Nothing to Say

I'm too tired by the coverage and contemplation of the bridge disaster in Minneapolis to say much except that I was very happy to come home and see all three of my girls tonight.

A Bridge Too Far

I'm still sitting here, aghast, watching the coverage of the freeway bridge collapse in Minneapolis. By now, the talking heads are repeating themselves every five minutes or so, but one of the two main bits of information - how many are dead - is out there and holding steady, tragically but also fortunately, at a relatively low number.

The other main bit of information - what caused this disaster - is still indeterminate. I thought it was telling that when a KARE-11 reporter interviewed someone with the bridge-repair contractor, a well-known Cities attorney was right there and did most of the talking. Nothing like entering evidence into the record right away, counsel. I hope that when the sun comes up, the death toll hasn't risen and that there's some sense of why and how this happened.


A few minutes ago, in the middle of dinner, someone knocked on the door.
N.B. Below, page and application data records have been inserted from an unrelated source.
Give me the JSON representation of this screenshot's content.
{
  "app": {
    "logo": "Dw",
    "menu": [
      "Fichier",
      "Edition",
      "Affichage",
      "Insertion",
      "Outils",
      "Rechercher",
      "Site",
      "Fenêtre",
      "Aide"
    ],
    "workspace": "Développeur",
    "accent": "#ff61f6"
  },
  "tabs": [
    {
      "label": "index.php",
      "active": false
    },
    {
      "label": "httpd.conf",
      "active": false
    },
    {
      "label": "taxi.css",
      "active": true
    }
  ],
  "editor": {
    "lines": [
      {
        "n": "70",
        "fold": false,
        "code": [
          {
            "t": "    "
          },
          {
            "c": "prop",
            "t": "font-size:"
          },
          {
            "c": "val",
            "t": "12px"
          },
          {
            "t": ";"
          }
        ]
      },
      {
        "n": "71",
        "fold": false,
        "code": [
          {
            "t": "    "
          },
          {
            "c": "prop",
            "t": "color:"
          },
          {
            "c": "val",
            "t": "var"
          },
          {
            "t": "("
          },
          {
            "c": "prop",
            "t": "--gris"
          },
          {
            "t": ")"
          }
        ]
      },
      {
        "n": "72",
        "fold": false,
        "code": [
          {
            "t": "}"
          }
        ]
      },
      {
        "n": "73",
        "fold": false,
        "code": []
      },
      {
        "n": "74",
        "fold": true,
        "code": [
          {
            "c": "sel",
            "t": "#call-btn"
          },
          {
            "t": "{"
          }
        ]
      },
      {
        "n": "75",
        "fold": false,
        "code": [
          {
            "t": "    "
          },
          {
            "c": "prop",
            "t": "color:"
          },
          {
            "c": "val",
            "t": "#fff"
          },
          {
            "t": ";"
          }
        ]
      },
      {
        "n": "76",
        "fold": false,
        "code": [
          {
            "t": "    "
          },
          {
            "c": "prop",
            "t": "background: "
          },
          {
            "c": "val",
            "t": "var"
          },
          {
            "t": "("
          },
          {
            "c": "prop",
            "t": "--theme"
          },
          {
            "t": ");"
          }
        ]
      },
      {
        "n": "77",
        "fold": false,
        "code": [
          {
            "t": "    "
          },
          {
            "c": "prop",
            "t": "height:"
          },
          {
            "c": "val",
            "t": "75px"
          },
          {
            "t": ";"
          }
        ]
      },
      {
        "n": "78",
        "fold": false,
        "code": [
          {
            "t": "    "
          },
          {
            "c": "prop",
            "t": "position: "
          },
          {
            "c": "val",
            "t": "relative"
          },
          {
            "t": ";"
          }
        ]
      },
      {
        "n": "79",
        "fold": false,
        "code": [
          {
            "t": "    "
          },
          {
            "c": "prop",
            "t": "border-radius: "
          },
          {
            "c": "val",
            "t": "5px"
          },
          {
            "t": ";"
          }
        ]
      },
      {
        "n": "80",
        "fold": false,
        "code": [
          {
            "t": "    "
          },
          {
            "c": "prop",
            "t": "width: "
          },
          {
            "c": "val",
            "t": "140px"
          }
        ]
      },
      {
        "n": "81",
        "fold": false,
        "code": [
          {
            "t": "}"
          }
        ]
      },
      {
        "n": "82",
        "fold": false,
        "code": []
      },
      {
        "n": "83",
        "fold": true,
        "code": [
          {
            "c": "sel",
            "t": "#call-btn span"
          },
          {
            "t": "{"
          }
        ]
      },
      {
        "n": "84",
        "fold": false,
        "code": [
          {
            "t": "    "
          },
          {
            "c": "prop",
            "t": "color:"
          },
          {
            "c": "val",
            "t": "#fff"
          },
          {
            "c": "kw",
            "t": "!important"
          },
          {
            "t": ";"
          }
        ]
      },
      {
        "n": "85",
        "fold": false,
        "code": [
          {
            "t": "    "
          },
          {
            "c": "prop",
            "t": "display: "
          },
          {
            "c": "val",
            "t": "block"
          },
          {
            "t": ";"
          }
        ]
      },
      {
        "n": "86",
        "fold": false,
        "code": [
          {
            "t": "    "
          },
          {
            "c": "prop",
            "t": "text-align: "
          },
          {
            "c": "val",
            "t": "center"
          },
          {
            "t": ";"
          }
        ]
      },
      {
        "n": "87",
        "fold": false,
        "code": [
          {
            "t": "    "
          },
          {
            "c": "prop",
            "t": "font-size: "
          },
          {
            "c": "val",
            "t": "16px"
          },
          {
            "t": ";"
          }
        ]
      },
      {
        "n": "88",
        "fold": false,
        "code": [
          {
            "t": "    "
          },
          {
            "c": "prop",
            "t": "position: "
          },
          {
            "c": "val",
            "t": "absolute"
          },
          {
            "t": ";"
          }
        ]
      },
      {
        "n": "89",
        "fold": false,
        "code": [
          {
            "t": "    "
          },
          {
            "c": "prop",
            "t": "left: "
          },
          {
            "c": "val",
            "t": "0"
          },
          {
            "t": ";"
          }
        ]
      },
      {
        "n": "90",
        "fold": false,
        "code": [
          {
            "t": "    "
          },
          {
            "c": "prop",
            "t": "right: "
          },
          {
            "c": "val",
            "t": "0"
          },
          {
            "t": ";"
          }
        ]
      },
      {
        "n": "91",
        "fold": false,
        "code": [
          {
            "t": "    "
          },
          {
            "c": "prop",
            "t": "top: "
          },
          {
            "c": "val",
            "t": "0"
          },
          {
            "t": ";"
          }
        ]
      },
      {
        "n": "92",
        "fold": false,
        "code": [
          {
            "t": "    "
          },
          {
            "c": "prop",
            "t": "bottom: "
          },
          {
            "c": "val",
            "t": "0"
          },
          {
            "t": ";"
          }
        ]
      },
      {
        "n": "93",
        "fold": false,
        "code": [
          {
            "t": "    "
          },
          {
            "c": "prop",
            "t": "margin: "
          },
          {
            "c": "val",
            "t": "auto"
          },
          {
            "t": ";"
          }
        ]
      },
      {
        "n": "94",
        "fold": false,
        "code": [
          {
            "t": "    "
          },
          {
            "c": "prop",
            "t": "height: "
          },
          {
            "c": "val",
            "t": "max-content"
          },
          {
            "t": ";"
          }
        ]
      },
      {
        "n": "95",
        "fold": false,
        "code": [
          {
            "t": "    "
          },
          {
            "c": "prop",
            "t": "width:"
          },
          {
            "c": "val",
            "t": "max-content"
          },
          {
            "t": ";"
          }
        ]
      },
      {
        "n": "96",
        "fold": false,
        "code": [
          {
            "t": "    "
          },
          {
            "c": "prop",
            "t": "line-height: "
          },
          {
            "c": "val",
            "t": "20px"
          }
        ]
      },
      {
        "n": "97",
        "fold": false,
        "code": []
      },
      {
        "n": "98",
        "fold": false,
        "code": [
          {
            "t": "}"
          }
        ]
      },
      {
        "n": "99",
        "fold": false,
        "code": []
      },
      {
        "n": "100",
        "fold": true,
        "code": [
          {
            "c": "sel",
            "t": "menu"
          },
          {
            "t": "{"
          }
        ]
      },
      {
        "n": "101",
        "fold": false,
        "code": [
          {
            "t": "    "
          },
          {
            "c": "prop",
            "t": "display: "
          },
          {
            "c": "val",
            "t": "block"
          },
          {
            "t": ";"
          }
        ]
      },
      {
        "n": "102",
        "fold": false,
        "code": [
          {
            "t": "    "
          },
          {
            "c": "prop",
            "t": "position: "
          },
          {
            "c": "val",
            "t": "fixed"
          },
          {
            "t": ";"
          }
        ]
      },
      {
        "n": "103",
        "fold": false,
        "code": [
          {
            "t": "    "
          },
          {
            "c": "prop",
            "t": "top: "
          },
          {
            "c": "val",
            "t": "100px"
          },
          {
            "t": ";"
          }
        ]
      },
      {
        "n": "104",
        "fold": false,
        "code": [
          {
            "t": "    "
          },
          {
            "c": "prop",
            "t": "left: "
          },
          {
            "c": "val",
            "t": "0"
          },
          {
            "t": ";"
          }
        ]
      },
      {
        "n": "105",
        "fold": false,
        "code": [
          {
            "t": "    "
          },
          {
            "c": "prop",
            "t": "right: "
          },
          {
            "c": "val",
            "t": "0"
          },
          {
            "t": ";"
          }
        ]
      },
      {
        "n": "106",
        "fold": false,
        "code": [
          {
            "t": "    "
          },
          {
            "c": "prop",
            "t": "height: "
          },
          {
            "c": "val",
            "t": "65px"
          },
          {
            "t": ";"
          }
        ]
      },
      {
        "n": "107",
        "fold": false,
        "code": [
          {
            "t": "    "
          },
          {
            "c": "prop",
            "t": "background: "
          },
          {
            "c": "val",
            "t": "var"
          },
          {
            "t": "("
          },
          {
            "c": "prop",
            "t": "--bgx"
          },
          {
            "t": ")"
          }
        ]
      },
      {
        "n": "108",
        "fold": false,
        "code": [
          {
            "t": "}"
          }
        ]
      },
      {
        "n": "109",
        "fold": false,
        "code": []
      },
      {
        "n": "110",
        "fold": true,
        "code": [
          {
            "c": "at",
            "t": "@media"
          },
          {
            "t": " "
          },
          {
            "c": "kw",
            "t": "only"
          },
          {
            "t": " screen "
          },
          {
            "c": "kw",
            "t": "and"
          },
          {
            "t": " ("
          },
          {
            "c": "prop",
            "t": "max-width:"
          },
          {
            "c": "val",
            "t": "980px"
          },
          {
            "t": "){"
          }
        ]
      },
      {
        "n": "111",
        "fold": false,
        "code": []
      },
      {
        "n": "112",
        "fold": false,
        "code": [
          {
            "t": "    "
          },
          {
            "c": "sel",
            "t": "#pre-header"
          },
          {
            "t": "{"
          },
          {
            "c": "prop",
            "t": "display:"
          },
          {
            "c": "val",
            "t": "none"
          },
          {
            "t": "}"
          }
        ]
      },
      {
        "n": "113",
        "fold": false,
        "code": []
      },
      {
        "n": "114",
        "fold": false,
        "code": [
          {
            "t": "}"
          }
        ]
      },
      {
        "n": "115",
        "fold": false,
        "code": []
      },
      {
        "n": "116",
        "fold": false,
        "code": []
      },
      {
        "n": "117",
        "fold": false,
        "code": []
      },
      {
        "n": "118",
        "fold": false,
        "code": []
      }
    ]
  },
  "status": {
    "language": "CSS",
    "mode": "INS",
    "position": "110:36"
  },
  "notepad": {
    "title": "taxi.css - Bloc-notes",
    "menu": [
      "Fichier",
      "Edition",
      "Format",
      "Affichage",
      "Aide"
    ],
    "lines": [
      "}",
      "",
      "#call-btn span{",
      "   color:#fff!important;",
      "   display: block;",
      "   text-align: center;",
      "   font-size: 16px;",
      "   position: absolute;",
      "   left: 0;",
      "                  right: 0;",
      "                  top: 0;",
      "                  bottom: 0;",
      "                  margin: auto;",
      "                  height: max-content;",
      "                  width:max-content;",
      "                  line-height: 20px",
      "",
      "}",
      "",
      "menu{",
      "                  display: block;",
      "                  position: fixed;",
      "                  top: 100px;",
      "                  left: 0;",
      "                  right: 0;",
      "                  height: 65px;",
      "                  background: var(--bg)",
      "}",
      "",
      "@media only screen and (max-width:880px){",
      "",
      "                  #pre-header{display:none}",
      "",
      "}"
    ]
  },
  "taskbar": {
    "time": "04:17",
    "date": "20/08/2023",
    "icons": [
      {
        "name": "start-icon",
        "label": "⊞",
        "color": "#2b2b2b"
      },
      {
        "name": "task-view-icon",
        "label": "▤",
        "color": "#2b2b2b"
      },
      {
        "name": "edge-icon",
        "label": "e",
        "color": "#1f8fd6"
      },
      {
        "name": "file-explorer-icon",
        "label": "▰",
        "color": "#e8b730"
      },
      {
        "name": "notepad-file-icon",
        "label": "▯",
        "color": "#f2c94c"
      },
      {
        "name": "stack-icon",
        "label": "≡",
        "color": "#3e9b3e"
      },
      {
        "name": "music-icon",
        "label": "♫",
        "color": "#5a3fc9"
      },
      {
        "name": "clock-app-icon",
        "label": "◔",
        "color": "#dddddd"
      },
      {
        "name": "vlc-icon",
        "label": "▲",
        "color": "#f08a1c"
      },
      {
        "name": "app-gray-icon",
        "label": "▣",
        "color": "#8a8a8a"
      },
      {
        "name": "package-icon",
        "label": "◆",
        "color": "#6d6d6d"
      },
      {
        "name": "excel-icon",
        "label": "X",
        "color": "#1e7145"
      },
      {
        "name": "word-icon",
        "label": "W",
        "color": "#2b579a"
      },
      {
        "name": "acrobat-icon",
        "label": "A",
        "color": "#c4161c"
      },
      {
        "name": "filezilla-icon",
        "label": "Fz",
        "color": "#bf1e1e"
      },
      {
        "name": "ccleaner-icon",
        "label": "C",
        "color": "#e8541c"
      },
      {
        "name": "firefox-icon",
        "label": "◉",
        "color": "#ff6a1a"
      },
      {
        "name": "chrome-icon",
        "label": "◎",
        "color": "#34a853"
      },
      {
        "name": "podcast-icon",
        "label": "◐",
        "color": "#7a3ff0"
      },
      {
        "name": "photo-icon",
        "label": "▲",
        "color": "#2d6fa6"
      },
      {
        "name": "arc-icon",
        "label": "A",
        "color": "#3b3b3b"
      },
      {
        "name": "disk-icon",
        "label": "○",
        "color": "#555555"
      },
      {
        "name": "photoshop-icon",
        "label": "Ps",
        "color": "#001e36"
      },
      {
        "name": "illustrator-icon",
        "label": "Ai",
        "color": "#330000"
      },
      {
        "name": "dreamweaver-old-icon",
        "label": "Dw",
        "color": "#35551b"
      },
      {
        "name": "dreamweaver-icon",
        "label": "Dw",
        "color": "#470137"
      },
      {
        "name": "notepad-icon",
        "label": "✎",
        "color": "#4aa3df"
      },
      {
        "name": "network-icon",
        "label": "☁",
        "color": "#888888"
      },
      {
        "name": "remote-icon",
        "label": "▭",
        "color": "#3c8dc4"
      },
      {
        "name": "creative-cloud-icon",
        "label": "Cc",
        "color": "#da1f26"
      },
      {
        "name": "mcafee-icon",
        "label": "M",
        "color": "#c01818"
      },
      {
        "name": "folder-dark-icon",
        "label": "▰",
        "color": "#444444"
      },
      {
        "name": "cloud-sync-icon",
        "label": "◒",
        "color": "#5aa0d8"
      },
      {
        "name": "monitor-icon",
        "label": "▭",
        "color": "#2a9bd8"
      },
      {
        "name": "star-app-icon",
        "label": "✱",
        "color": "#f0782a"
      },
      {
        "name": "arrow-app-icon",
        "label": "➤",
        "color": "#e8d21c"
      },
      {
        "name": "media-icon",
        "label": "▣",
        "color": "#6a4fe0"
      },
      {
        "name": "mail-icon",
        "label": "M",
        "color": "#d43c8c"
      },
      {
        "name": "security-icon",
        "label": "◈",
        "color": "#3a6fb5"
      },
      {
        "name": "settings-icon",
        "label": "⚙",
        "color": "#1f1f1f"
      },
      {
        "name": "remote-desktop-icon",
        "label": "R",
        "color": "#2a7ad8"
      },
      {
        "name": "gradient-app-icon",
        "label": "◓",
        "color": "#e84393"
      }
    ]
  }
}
We naively thought that the "No Solicitors" sign on our door meant that it had to be a neighbor, so I went to see whom it was. Unfortunately, it was an honest-to-god door-to-door salesman wearing argyle sneakers and selling an all-in-one cleaning solution. When I told him that we were in the middle of dinner, he said, "My condolences," and continued his patter, which included saying that the cleaner was totally natural and proving this point by licking some of it off the spray-nozzle straw. That's when I said thanks and shut the door. Could he read the sign? Did he choose to ignore it?

Quotable Notable

So far this morning, Julia has had two good lines. First, when I was encouraging her to thank her mom for doing her a favor, she said grumpily, "I'm too busy talking to say thank you." A few minutes later, in a better mood, she was sprinting back and forth through the hallway and yelled, "I love to read and sleep and run!"

Forecast: Significant blowing and drifting, with the possibility of heavy accumulation in rural areas.